_The data_
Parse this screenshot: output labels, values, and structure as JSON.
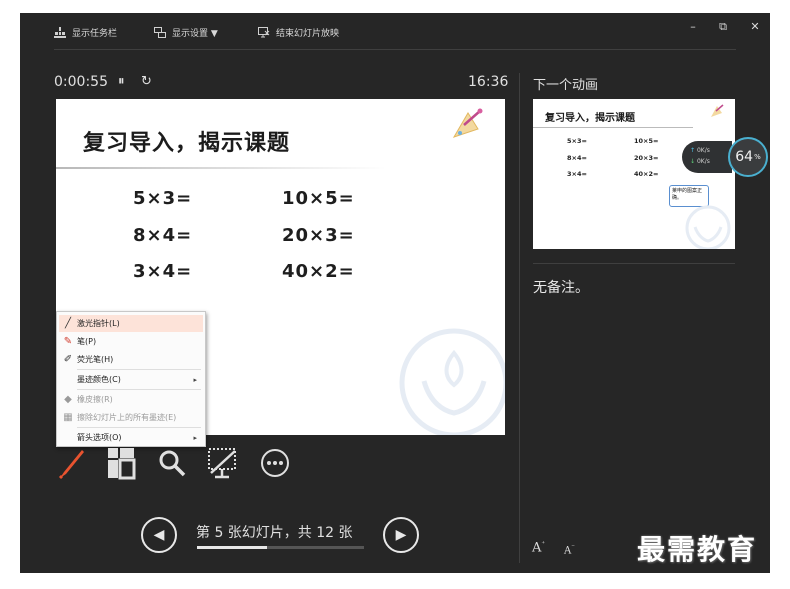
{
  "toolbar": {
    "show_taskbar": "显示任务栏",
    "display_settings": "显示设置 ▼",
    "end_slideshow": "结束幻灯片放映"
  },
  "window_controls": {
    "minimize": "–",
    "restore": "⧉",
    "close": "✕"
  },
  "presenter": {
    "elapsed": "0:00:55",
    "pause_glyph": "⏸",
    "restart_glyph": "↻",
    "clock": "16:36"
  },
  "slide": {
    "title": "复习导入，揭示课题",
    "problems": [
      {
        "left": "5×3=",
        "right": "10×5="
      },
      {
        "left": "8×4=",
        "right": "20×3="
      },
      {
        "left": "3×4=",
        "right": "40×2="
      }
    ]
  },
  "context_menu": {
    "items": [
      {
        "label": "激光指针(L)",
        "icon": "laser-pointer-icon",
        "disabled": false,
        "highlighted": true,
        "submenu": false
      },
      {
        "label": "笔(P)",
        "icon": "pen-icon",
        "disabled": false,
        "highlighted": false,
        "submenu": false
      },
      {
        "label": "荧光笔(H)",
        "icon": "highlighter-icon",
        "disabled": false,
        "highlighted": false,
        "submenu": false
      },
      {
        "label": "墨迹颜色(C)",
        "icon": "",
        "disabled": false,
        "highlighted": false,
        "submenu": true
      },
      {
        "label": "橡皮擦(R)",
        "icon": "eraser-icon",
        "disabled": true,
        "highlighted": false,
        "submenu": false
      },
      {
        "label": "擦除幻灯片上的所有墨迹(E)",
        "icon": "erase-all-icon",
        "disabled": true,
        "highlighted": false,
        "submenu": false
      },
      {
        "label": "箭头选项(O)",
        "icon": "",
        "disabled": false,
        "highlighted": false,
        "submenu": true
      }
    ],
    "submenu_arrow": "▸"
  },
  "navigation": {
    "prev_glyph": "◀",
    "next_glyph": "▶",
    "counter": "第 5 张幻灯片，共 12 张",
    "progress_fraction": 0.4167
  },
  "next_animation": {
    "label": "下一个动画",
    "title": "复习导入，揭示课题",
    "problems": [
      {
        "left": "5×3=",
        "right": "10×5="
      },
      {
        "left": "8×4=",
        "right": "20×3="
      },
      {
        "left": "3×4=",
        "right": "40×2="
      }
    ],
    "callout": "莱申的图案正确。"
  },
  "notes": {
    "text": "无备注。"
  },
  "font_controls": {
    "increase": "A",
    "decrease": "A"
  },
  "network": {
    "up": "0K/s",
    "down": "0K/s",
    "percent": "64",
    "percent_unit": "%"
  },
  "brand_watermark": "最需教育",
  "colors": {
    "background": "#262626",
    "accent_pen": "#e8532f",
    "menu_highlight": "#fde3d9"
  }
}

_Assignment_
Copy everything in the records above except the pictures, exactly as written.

_Response_
Parse this screenshot: output labels, values, and structure as JSON.
{
  "toolbar": {
    "show_taskbar": "显示任务栏",
    "display_settings": "显示设置 ▼",
    "end_slideshow": "结束幻灯片放映"
  },
  "window_controls": {
    "minimize": "–",
    "restore": "⧉",
    "close": "✕"
  },
  "presenter": {
    "elapsed": "0:00:55",
    "pause_glyph": "⏸",
    "restart_glyph": "↻",
    "clock": "16:36"
  },
  "slide": {
    "title": "复习导入，揭示课题",
    "problems": [
      {
        "left": "5×3=",
        "right": "10×5="
      },
      {
        "left": "8×4=",
        "right": "20×3="
      },
      {
        "left": "3×4=",
        "right": "40×2="
      }
    ]
  },
  "context_menu": {
    "items": [
      {
        "label": "激光指针(L)",
        "icon": "laser-pointer-icon",
        "disabled": false,
        "highlighted": true,
        "submenu": false
      },
      {
        "label": "笔(P)",
        "icon": "pen-icon",
        "disabled": false,
        "highlighted": false,
        "submenu": false
      },
      {
        "label": "荧光笔(H)",
        "icon": "highlighter-icon",
        "disabled": false,
        "highlighted": false,
        "submenu": false
      },
      {
        "label": "墨迹颜色(C)",
        "icon": "",
        "disabled": false,
        "highlighted": false,
        "submenu": true
      },
      {
        "label": "橡皮擦(R)",
        "icon": "eraser-icon",
        "disabled": true,
        "highlighted": false,
        "submenu": false
      },
      {
        "label": "擦除幻灯片上的所有墨迹(E)",
        "icon": "erase-all-icon",
        "disabled": true,
        "highlighted": false,
        "submenu": false
      },
      {
        "label": "箭头选项(O)",
        "icon": "",
        "disabled": false,
        "highlighted": false,
        "submenu": true
      }
    ],
    "submenu_arrow": "▸"
  },
  "navigation": {
    "prev_glyph": "◀",
    "next_glyph": "▶",
    "counter": "第 5 张幻灯片，共 12 张",
    "progress_fraction": 0.4167
  },
  "next_animation": {
    "label": "下一个动画",
    "title": "复习导入，揭示课题",
    "problems": [
      {
        "left": "5×3=",
        "right": "10×5="
      },
      {
        "left": "8×4=",
        "right": "20×3="
      },
      {
        "left": "3×4=",
        "right": "40×2="
      }
    ],
    "callout": "莱申的图案正确。"
  },
  "notes": {
    "text": "无备注。"
  },
  "font_controls": {
    "increase": "A",
    "decrease": "A"
  },
  "network": {
    "up": "0K/s",
    "down": "0K/s",
    "percent": "64",
    "percent_unit": "%"
  },
  "brand_watermark": "最需教育",
  "colors": {
    "background": "#262626",
    "accent_pen": "#e8532f",
    "menu_highlight": "#fde3d9"
  }
}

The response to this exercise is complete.